La Grande Dame - Pretty Society
It's not often you have a world class polo professional asking to buy up your pony. However, that's what happened to us. The pony was Pretty Society and this is her story, her tribute.
We had just come back from a holiday in New Zealand, where we'd been, as always, impressed with the polo and especially the NZTB ponies, their speed, stamina and strength. Buying up race horses from the track and retraining for polo was something we'd done a lot of in our Nigerian days. However, it had proved difficult in Germany. We lacked contacts, facilities and an experienced older pony to show the way. We had reverted to picking up Argentine ponies already in Germany and bringing them on. We should have foreseen that our sons would take up the game and streak past us in ability. They were both naturals and were awarded best up-and-coming players by the @dpv_polo, the German Polo Association.We needed more ponies, more speed, more class. We decided to check out the race track again. This time we were lucky. A sleek, dark bay mare, four years old was for sale. She'd been placed a few times but the owner felt she wouldn't do better then this. We loved her look - elegant, great conformation and an intelligent eye. My husband put a saddle on her and rode her a little in the riding school. The owner asked if we could tell from this bit of riding if she'd be good for polo. No, not really, but we liked her enough to give it a try. We took her home with us.
Pretty Society had been bred in Isarland, a breeding operation in Bavaria. The sire was Law Society, well known for being "difficult ". Getting her home, we realised Pretty Society had inherited his arrogance and was none too pleased to be stabled next to a couple of Argentine ponies. With a few well-aimed kicks she established "her" space and kept it all the time she was with us. She was always haughty, self-contained, not a cuddly pony at all. These, however, were the qualities that would stand her in good stead as a polo pony. Her attitude of being "a cut-above" meant her ride-offs were rock-solid. She wanted to be first to that little white ball, and knew exactly where it should be going - between those posts. However, that was all to come.
We let Pretty settle and get used to her new surroundings. She was out on big fields, always keeping her distance, finding the shadiest places to stand which she, of course, refused to share. Once she'd started to forget the race- track, my daughter and I began to put some rides on her, taking our time, introducing her to hill work, the surrounding forests, stepping over logs, sloshing through muddy puddles. It was then out to the practice field with circles , leg-changes, stops and turns. My husband's steady hand was needed for the next step, introducing her to the stick and ball. Our sons then got her into baby chukkers. It was a year before we put her into a tournament, but Pretty immediately took to the faster running game. She proved to have great stamina, a soft mouth and a big heart.
She was 11 and probably at her peak when we took her to Vienna, where our son was playing in the Austrian Open at Polo Club Schloss Erbreichdsorf. We had, by then, a string of thoroughbreds, but it was Pretty Society who would prove to be the star.

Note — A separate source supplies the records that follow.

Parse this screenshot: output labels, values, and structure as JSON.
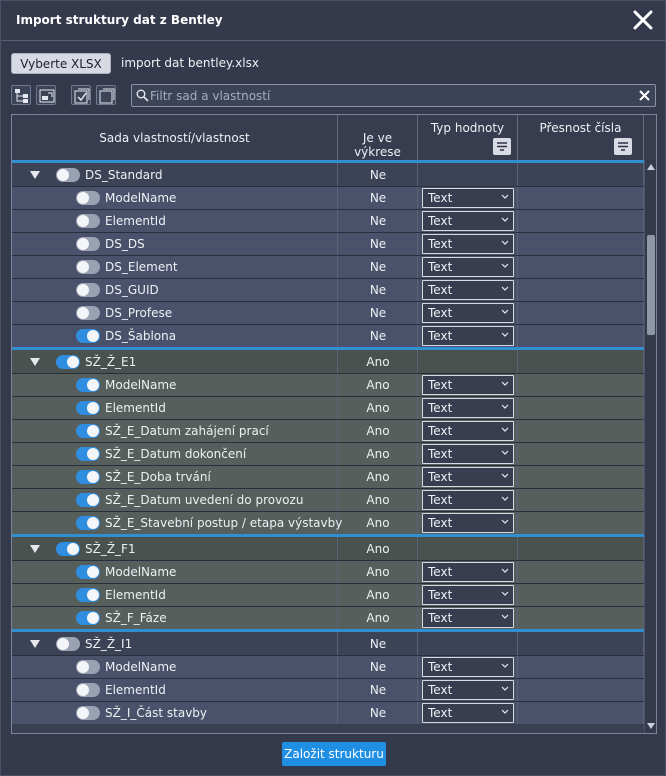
{
  "dialog": {
    "title": "Import struktury dat z Bentley",
    "select_button": "Vyberte XLSX",
    "file_name": "import dat bentley.xlsx",
    "filter_placeholder": "Filtr sad a vlastností",
    "create_button": "Založit strukturu"
  },
  "columns": {
    "name": "Sada vlastností/vlastnost",
    "in_drawing": "Je ve výkrese",
    "value_type": "Typ hodnoty",
    "precision": "Přesnost čísla"
  },
  "colors": {
    "accent": "#2f8fd0",
    "group_std_bg": "#3c4356",
    "group_alt_bg": "#4a5250",
    "child_std_bg": "#4a526b",
    "child_alt_bg": "#565f5c"
  },
  "rows": [
    {
      "kind": "group",
      "label": "DS_Standard",
      "in_drawing": "Ne",
      "on": false,
      "tone": "std"
    },
    {
      "kind": "prop",
      "label": "ModelName",
      "in_drawing": "Ne",
      "type": "Text",
      "on": false,
      "tone": "std"
    },
    {
      "kind": "prop",
      "label": "ElementId",
      "in_drawing": "Ne",
      "type": "Text",
      "on": false,
      "tone": "std"
    },
    {
      "kind": "prop",
      "label": "DS_DS",
      "in_drawing": "Ne",
      "type": "Text",
      "on": false,
      "tone": "std"
    },
    {
      "kind": "prop",
      "label": "DS_Element",
      "in_drawing": "Ne",
      "type": "Text",
      "on": false,
      "tone": "std"
    },
    {
      "kind": "prop",
      "label": "DS_GUID",
      "in_drawing": "Ne",
      "type": "Text",
      "on": false,
      "tone": "std"
    },
    {
      "kind": "prop",
      "label": "DS_Profese",
      "in_drawing": "Ne",
      "type": "Text",
      "on": false,
      "tone": "std"
    },
    {
      "kind": "prop",
      "label": "DS_Šablona",
      "in_drawing": "Ne",
      "type": "Text",
      "on": true,
      "tone": "std"
    },
    {
      "kind": "group",
      "label": "SŽ_Ž_E1",
      "in_drawing": "Ano",
      "on": true,
      "tone": "alt"
    },
    {
      "kind": "prop",
      "label": "ModelName",
      "in_drawing": "Ano",
      "type": "Text",
      "on": true,
      "tone": "alt"
    },
    {
      "kind": "prop",
      "label": "ElementId",
      "in_drawing": "Ano",
      "type": "Text",
      "on": true,
      "tone": "alt"
    },
    {
      "kind": "prop",
      "label": "SŽ_E_Datum zahájení prací",
      "in_drawing": "Ano",
      "type": "Text",
      "on": true,
      "tone": "alt"
    },
    {
      "kind": "prop",
      "label": "SŽ_E_Datum dokončení",
      "in_drawing": "Ano",
      "type": "Text",
      "on": true,
      "tone": "alt"
    },
    {
      "kind": "prop",
      "label": "SŽ_E_Doba trvání",
      "in_drawing": "Ano",
      "type": "Text",
      "on": true,
      "tone": "alt"
    },
    {
      "kind": "prop",
      "label": "SŽ_E_Datum uvedení do provozu",
      "in_drawing": "Ano",
      "type": "Text",
      "on": true,
      "tone": "alt"
    },
    {
      "kind": "prop",
      "label": "SŽ_E_Stavební postup / etapa výstavby",
      "in_drawing": "Ano",
      "type": "Text",
      "on": true,
      "tone": "alt"
    },
    {
      "kind": "group",
      "label": "SŽ_Ž_F1",
      "in_drawing": "Ano",
      "on": true,
      "tone": "alt"
    },
    {
      "kind": "prop",
      "label": "ModelName",
      "in_drawing": "Ano",
      "type": "Text",
      "on": true,
      "tone": "alt"
    },
    {
      "kind": "prop",
      "label": "ElementId",
      "in_drawing": "Ano",
      "type": "Text",
      "on": true,
      "tone": "alt"
    },
    {
      "kind": "prop",
      "label": "SŽ_F_Fáze",
      "in_drawing": "Ano",
      "type": "Text",
      "on": true,
      "tone": "alt"
    },
    {
      "kind": "group",
      "label": "SŽ_Ž_I1",
      "in_drawing": "Ne",
      "on": false,
      "tone": "std"
    },
    {
      "kind": "prop",
      "label": "ModelName",
      "in_drawing": "Ne",
      "type": "Text",
      "on": false,
      "tone": "std"
    },
    {
      "kind": "prop",
      "label": "ElementId",
      "in_drawing": "Ne",
      "type": "Text",
      "on": false,
      "tone": "std"
    },
    {
      "kind": "prop",
      "label": "SŽ_I_Část stavby",
      "in_drawing": "Ne",
      "type": "Text",
      "on": false,
      "tone": "std"
    }
  ]
}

The games were fast and aggressive, and Pretty didn't let us down, cutting a dash out on the field with her lightening pace and fierce determination. Saturday night was party night and I was sipping wine and chatting to Paul Pieres who'd come to the tournament to watch his son, Polito, play. Casually, Paul asked about the thoroughbred my son had played in the third chukker and he said he liked her. Would I be interested in selling? My immediate 'no' caused him to ask, "You don't sell your horses?", "Not THAT horse", I replied. "She's irreplaceable".
While proud to have been asked, Pretty Society stayed with us. She went on to further fame, helping to score the golden goal, putting Germany ahead of Italy at the European Polo Championships @aspernpolo. No one could catch her. She won Best Playing Pony at a number of tournaments and continued to play half chukkers up to her 20th year.
It was time for retirement and we found a quiet place for her with a young woman in our village. We could go past and see her contentedly grazing and keeping her usual distance from the other two horses. Occasionally I would see her being ridden out, prancing like a young horse and looking, as always, extremely pretty.
She passed away quietly on 10th January 2021. She's missed......and remembered.